The XML resolution
XML easily solved these problems, and provided a reasonable structure for Coverage stack results. Using Internet Explorer as a default display device – easy to override – provided a simple presentation, and allows the user to collapse and expand the various “limbs” of the stack tree, just as a tree view would, but at far less cost. The XML log also is also economical in its use of disk space. The XML stacklevel document representing a typical TASTRADE.APP run, derived from a Coverage text log of 6 MB, requires about 800k of space.
Our first step, then would be to design an XML document that fit the data properly.
Figure 6, below, shows one of two separate StackXML documents generated by the VFP 7 Coverage engine; the two documents analyze the log slightly differently, but as you can see they are fairly straightforward.
The document level tag shown in the figure is a default version of the tag name. Refer to Appendix B “a sneak preview of new Coverage engine PEMs in VFP7” for list of new properties and methods added to the coverage engine class in VFP7 to support StackXML. This tag name is one of the “tuneable” options available from COV_TUNE.H, as you’ll see in the appendix.

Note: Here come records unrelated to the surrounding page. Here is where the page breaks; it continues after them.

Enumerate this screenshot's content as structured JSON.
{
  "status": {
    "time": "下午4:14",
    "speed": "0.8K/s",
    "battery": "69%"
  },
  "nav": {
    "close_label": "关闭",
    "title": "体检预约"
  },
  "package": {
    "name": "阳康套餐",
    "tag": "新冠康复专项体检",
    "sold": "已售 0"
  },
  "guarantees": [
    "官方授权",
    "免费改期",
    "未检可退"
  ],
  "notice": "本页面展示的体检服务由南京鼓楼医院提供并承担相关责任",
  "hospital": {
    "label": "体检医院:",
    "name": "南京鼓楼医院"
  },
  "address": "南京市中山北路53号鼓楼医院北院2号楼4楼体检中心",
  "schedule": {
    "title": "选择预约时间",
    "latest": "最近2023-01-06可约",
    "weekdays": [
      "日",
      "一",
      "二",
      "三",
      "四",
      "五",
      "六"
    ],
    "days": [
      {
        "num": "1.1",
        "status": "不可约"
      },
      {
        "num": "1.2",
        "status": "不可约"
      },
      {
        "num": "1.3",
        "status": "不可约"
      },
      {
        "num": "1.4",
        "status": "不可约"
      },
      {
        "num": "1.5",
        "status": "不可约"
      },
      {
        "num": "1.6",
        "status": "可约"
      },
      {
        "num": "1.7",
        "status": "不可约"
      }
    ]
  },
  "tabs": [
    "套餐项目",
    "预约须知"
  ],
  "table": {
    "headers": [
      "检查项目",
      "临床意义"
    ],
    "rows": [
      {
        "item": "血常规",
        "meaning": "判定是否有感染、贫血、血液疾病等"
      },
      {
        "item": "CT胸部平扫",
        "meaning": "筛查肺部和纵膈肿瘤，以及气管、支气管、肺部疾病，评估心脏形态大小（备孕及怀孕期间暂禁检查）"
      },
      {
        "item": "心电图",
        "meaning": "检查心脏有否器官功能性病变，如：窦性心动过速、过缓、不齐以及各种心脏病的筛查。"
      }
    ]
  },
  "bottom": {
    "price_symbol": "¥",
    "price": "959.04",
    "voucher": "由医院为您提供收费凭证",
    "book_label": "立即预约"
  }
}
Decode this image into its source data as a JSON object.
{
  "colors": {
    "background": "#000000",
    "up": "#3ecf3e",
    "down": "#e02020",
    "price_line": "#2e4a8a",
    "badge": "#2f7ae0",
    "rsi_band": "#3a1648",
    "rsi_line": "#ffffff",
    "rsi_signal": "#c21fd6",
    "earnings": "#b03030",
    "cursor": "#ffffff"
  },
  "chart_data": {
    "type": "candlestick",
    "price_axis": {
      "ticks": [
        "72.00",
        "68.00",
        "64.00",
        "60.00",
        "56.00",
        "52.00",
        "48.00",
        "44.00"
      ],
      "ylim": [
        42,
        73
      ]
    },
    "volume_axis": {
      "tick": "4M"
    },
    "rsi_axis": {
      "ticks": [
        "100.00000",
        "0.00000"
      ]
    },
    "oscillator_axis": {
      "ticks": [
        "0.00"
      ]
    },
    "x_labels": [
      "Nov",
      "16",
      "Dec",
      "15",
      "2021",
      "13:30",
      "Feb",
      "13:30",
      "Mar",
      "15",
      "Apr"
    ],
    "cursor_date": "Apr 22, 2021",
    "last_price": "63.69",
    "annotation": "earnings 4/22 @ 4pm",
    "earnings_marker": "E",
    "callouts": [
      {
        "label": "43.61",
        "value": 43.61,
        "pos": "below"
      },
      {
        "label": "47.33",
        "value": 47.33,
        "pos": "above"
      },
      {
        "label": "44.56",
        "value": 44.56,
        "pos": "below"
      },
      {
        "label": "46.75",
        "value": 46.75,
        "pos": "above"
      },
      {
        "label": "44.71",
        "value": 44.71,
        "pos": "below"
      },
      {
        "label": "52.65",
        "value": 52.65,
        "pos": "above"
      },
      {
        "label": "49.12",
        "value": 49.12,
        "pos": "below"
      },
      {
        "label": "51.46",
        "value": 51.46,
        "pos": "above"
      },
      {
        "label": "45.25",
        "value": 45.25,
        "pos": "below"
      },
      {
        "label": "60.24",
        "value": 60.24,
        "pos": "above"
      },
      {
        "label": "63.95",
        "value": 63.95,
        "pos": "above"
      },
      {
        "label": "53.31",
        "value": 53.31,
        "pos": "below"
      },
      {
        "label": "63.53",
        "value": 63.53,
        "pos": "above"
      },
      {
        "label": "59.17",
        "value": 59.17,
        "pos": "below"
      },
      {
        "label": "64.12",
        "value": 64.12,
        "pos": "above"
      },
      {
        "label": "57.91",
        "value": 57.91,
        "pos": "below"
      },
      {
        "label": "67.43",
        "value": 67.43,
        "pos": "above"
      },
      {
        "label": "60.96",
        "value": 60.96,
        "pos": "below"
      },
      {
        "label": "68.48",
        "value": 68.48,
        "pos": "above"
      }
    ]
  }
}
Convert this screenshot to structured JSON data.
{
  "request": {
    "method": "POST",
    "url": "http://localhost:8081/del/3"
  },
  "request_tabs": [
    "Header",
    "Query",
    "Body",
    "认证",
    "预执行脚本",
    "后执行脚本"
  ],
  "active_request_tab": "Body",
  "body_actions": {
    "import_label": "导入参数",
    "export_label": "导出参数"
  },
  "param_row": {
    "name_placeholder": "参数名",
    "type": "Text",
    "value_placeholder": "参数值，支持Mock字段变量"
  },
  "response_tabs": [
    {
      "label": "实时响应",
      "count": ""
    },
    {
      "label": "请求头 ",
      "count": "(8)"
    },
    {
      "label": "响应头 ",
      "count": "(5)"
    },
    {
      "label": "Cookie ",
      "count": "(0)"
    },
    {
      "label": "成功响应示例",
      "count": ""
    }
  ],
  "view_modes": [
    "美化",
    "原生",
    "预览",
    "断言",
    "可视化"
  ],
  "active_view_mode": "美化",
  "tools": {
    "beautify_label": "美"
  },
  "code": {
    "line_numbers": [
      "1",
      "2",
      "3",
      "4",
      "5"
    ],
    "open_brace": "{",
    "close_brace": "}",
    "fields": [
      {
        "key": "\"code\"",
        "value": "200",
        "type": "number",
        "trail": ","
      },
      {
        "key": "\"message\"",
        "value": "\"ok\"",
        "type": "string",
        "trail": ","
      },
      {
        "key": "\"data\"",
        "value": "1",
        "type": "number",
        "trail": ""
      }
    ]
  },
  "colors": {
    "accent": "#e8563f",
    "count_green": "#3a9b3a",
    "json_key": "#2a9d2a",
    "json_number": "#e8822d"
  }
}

In the “standard” document, shown in figure 6, all calls from one program component on one level will be included from one “root”. For example, if main.prg appears as a stacklevel 1 program, then you will only see one element under the XML document-level element for any successive level 1 main.prg lines in the log. (By “successive” I mean lines in the logs that may be separated by other programs at higher stacklevels, but none at the current stacklevel, 1 in this case.) A stacklevel 1 program with a different name, of course, would have its own tree. This can happen in a log, even at level 1, if you execute various applications from the command window while maintaining a single Coverage log.
If you choose “extended” StackXML, the engine generates a new parent tag whenever the Coverage text log has gone down into the stack, back up to a particular stack level, and then proceeds down again. In this format, main.prg could proceed to several level-2 calls, each of which would have its own tree. When the log next shows a program component at stack level 1, this XML format closes the first stack level 1 tag and opens a new one, whether or not the successive lines at this level were from the same program component.

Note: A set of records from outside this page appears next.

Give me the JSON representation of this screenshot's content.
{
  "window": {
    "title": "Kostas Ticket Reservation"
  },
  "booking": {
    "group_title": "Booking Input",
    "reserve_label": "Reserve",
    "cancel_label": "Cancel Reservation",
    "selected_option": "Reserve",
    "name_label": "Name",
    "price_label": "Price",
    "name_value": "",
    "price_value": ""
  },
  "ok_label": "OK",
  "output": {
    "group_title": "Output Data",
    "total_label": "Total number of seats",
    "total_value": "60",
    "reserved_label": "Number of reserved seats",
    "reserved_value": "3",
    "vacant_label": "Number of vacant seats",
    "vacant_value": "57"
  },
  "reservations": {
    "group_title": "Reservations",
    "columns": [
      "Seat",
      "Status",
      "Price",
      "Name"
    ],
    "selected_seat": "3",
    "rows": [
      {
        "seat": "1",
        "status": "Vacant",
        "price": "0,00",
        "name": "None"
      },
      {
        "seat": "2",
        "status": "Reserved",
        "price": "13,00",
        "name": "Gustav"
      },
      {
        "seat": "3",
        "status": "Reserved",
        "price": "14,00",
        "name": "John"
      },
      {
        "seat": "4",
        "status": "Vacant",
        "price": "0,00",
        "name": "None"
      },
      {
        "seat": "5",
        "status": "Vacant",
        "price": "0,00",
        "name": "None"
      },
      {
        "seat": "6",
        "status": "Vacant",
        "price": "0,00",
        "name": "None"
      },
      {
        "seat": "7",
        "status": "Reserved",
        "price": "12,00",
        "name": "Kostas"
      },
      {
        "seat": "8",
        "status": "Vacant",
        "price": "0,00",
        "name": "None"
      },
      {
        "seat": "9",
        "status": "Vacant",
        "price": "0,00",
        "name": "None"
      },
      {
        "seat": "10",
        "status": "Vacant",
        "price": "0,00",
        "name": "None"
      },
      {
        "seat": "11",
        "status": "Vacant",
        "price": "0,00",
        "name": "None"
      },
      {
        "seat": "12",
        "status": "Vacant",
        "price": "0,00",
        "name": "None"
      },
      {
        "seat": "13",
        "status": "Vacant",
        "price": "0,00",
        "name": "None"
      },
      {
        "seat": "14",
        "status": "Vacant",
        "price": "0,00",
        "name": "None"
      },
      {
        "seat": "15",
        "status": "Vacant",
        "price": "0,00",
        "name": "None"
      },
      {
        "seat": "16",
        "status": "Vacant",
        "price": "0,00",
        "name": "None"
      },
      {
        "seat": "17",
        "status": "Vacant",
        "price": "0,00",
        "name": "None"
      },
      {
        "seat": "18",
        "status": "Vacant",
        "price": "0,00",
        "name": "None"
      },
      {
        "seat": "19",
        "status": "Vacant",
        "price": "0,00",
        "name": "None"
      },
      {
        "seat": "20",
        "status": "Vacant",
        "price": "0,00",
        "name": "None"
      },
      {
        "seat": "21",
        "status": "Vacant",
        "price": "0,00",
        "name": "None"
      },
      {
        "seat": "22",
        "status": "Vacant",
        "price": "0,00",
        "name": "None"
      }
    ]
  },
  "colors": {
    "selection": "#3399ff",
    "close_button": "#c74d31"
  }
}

The “standard” document is more compact and more intuitive if you are looking for an overview of “what calls what”. The “extended” document structure is more accurate, especially if you are doing performance analysis of the separate trees, because it takes into account the fact that the parent program may have been re-invoked, possibly with different parameters, rather than continuing procedurally after the called program returns.
Looking carefully at this resolution

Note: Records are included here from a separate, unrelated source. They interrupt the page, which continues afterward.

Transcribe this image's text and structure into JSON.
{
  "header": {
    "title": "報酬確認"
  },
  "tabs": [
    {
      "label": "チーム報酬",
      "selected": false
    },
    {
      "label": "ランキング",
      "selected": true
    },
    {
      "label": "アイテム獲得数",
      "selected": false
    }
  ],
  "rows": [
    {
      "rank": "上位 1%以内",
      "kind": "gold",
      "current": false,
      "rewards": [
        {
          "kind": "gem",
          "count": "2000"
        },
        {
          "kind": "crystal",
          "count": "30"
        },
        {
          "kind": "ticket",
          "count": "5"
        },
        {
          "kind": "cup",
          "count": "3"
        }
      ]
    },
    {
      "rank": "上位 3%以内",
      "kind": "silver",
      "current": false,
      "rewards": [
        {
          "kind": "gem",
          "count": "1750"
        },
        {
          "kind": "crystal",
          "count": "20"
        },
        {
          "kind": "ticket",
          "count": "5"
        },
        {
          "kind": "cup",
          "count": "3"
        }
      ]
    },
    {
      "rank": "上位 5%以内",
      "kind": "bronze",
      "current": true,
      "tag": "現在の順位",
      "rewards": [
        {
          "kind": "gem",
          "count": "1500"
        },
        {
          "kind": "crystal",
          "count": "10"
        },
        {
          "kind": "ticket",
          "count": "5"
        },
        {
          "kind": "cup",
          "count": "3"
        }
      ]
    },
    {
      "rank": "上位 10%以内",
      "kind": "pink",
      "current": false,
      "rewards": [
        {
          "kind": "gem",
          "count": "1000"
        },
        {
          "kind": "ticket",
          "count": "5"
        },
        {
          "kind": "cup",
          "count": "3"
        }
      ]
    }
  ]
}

It would have been possible to offer only one base document (the extended one) and then use XSLT transformation to provide the other document on demand. However, providing two base document structures gives each both equal weight as valid base representations.
Figure 6, a sample of Coverage 7 StackXML output.